In an ongoing shake up for Ethopian coffee exports, the Ethiopian government revoked the licences of six of the country’s main coffee exporters, saying they hoarded supplies. The government confiscated about 17,000 tons of coffee beans from about 80 other traders and plans to auction the coffee.
Falling coffee prices, and new restrictions on how speciality and organic coffees could be sold caused concerns by the exporters who hoped a delay would allow increased prices. The government created a new electronic Ethiopian Commodity Exchange, in December 2008, but it is unpopular with traders because it does not separate speciality and organic coffee offerings. They must be mixed in with the regular stocks and so may not be sold to top-end buyers for premium prices.
With ongoing concerns over the falling foreign sales of coffee, in January Prime Minister Meles Zenawi threatened- presumably in jest – to cut off exporters’ hands if they continued hoarding stocks in the hope of better prices. Coffee is Ethiopia’s largest source of foreign exchange, with more than half a billion dollars of Arabica beans exported annually.
Ironically, the new Ethiopian Commodity Exchange supposedly was intended to seek a fair price for all beans. Some antipoverty groups thought that would help all Ethiopian coffee growers.
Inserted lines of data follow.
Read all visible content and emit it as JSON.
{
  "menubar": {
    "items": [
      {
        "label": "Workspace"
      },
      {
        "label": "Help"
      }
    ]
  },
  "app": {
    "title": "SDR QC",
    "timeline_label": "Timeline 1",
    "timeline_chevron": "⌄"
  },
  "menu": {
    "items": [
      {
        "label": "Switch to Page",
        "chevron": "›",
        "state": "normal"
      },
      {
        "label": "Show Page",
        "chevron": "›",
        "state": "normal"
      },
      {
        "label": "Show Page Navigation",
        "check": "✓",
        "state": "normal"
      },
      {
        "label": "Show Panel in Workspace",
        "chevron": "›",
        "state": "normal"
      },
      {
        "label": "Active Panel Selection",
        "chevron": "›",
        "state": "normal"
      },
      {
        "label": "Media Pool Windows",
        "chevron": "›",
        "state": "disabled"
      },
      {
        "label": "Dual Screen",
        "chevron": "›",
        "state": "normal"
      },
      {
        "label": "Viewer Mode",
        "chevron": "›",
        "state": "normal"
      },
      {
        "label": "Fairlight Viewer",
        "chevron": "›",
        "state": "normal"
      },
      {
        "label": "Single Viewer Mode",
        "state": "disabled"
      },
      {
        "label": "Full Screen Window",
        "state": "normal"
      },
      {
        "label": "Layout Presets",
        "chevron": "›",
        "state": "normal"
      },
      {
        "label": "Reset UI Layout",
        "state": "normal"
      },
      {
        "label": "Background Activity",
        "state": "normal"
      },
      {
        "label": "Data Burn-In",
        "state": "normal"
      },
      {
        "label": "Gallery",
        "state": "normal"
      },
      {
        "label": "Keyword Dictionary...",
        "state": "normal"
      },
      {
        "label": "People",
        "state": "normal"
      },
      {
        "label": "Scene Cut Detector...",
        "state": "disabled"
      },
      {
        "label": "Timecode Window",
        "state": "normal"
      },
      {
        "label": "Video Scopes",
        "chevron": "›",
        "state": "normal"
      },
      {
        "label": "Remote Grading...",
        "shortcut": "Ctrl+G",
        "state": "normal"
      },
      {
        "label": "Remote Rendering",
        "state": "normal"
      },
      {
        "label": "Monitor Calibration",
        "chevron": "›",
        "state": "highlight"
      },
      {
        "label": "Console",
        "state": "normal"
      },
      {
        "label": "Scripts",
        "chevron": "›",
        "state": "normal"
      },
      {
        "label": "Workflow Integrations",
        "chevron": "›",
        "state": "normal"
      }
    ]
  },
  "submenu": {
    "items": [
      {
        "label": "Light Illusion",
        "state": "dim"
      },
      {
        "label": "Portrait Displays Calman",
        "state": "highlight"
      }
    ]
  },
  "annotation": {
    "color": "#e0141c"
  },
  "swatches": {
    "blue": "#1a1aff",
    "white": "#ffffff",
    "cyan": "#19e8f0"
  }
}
The New York Times elaborated on the problem, which effectively prevented U.S. importers from buying Ethiopian coffes directly from the Ethiopian growers they prefer.
This is having an impact on Starbucks, which delayed opening its farmer support center in Ethiopia.